From time to time I need these wake-up calls to reassess and refocus. I need the reminder that one day I’ll stand before my Maker and account for my life. He'll ask, “What have you done with the talents I entrusted to you?” (Matthew 25:14-30)

Will my answer bring condemnation like the foolish servant who dug a hole and hid his talents out of fear and returned exactly what he'd been given... or applause like the good and faithful servant who doubled what he'd been given?

When we live a life set on multiplying the gifts God's given us surely we've discovered the best insignificance antidote out there.

Lord, I pray as I write, talk and serve that my sole purpose is to make your name famous. Extract me from my need for acceptance, admiration and accomplishment. Help me set my sights on you and you alone.

How are you investing the talents God’s given you? Even the tiniest pebble thrown into a pond ripples far beyond the point of impact.

photo credit:

November 5, 2009

What’s Old is New

Ever since my son was little he’s been banging out the beat of his internal soundtrack on his highchair, the kitchen table, the walls, whatever. When the time came for him to try out to play drums in the school band, we weren’t surprised he made it. “You were made to play the drums,” I told him.

This summer Dan and I took the plunge and bought him a full drum set. Honestly I think playing the drums ranks up at the top of “cool things to know how to do” and the idea of watching my son play in a band makes me giddy.

Although before the band comes the practice. Well…I thought one snare drum was loud. Ha! An entire drumset shakes the house of its foundation! I’m constantly yelling down to the basement, “Are you practicing or just playing as loudly as you can?”

Yesterday was a big day. After weeks of learning rolls and combinations his drum teacher introduced an actual song. As I sat upstairs waiting during his lesson, I wondered what song it might be. Soon the all-too-familiar piano intro from Bob Seger’s Old Time Rock and Roll reached my ears and transported me all the way back to 1983.

Filled with nostalgia, I vividly recalled a certain handsome young man sliding across his living room flood clad in an oxford cloth short and tighty-whities, lip synching, dancing and playing air guitar. I chuckled at the memory. Oh, to be young again!

On the drive home I asked my son, “Had you ever heard that song before?”

“Yeah,” he replied.

“Did you know it was popular when I was a kid?” And I explained the iconic scene that remains forever embedded in my youth.

Recognition sparked and he replied, “Yeah, that’s how it was when David Archuleta did it.”

“David Archuleta?!”

“On the Guitar Hero commercial,” he said.

I rolled my eyes and sighed, “Oh, there’s so much I still need to teach you!”

As I evolve in my faith I’m constantly discovering new truths and insights and finding new ways to worship, pray and understand.

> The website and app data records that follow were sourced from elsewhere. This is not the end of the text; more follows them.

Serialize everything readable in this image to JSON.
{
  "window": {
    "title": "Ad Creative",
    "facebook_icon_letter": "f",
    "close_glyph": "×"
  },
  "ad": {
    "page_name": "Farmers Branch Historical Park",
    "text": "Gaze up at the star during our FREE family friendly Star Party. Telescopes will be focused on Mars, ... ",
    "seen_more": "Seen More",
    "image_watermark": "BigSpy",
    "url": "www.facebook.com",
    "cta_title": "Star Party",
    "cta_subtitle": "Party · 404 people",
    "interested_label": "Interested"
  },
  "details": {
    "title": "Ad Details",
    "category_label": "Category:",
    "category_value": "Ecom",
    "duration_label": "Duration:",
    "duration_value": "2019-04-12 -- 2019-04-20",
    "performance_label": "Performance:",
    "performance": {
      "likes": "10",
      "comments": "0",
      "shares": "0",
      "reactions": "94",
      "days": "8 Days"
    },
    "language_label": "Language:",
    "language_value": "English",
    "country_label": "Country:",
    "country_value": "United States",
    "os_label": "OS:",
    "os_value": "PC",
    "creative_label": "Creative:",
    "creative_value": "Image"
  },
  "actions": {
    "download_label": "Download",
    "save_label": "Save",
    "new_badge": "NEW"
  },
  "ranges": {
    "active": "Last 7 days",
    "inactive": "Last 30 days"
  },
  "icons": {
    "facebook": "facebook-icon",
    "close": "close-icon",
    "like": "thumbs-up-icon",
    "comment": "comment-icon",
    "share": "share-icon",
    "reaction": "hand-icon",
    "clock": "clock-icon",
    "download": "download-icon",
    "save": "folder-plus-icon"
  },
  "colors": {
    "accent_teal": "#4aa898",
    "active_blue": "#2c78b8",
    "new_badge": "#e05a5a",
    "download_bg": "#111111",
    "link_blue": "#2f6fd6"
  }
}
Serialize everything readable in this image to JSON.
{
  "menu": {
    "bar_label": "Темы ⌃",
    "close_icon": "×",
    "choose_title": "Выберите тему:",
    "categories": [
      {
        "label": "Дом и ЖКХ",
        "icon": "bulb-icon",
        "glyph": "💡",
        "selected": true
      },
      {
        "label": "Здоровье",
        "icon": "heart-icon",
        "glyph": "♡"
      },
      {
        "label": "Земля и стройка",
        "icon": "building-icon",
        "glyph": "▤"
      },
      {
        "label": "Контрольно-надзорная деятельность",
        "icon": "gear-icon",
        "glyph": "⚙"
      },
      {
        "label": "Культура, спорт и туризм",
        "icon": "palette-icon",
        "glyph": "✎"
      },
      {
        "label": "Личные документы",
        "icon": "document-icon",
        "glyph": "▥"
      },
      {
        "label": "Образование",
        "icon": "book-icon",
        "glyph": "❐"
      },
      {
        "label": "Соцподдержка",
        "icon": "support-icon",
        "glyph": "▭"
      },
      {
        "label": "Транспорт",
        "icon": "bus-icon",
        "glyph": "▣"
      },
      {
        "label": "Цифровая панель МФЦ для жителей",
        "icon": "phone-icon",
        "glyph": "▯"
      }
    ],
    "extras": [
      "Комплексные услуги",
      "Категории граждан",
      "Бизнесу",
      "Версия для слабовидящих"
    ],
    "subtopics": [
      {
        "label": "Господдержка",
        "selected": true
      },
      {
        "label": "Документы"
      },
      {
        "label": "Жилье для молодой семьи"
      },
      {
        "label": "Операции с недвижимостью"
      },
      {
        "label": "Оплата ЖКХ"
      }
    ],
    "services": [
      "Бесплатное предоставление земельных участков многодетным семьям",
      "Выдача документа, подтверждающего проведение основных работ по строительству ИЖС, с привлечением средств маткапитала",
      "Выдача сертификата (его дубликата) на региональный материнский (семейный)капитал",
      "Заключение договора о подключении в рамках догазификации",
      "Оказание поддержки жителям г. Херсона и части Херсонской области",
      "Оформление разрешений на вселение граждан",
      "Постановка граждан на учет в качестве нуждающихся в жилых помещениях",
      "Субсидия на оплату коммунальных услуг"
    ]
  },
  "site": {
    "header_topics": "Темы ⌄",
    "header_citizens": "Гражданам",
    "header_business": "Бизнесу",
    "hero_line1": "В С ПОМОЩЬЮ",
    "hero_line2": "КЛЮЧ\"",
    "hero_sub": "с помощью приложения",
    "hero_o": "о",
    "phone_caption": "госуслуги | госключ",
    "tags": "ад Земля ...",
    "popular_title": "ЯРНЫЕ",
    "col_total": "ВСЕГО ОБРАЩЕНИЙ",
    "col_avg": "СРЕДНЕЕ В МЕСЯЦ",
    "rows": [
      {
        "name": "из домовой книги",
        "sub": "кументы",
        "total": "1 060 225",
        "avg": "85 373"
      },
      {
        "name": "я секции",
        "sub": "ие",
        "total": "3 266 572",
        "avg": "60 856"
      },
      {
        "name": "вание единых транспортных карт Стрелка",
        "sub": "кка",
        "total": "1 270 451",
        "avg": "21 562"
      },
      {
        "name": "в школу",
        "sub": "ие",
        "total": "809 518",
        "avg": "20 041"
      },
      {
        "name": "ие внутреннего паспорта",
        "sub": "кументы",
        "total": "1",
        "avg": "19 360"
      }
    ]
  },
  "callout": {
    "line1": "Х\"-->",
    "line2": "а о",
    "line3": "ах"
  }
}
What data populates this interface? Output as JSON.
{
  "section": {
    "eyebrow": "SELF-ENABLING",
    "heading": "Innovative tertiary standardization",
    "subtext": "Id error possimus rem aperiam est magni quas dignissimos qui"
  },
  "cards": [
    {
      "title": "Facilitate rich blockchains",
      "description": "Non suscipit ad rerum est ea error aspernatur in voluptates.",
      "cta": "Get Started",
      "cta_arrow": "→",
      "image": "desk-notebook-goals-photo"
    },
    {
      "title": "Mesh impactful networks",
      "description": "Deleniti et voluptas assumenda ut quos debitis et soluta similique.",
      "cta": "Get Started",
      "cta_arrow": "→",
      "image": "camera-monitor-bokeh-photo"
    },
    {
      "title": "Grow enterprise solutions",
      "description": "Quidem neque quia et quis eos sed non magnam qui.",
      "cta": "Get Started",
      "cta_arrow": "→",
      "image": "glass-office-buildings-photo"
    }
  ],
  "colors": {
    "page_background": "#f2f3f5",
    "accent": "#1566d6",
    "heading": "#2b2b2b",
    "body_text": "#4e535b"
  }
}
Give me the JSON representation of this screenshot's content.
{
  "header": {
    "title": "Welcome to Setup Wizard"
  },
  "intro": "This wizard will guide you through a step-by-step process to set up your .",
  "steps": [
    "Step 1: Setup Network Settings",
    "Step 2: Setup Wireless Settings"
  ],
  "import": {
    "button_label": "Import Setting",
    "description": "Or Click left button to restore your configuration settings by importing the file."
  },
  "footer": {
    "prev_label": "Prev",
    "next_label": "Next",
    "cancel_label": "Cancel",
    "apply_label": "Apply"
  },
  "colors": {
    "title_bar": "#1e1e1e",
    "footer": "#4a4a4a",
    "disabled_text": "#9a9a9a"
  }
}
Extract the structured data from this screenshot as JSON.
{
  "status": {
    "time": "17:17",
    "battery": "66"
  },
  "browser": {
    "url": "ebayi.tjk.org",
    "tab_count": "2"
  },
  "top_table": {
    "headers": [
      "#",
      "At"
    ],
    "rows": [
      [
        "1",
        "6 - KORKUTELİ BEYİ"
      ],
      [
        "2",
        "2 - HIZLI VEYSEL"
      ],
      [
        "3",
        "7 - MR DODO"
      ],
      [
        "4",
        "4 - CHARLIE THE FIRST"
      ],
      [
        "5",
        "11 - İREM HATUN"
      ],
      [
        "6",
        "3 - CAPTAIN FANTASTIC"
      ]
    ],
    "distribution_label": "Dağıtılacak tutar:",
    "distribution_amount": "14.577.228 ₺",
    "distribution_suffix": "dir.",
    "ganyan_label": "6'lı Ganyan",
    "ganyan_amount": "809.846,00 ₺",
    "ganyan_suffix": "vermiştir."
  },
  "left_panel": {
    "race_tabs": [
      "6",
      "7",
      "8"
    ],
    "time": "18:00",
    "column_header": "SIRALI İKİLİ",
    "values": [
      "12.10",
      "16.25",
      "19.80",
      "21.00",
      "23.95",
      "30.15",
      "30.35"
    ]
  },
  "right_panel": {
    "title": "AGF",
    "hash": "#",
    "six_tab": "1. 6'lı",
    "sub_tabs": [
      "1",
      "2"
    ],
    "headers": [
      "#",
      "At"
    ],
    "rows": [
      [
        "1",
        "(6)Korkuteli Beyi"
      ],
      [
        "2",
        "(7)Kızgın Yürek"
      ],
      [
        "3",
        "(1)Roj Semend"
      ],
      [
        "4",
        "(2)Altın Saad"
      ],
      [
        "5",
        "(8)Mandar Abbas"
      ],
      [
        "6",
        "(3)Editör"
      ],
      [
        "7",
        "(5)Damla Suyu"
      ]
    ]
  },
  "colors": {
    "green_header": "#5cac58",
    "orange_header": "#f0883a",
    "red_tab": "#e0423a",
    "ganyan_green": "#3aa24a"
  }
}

How easily I forget that while this journey is new to me, I walk the same path as centuries of believers who came before. As the Bible says, “we are surrounded by such a huge crowd of witnesses to the life of faith.” (Hebrews 12:1, NLT)

Like with music and art, each generation looks to find Jesus in ways that resonate with their circumstances and experiences. We rediscover, redefine, reinvent—what’s old is new and what’s new is old. We add our voice to the conversation.

Thankfully while our points of view may change with the times, God doesn’t. He's remains the great I Am, yesterday, today and tomorrow.

I imagine visiting with saints of yore—like Oswald Chambers, Martin Luther, St. Augustine and the apostle Paul—and sharing the new things happening in my faith and in my church.

With an eye roll one would say, “That?! We were doing that when I was a youngster back in 300A.D.!

Then they’d chuckle and chime in, “Stick with us kid, there’s so much we need to teach you!”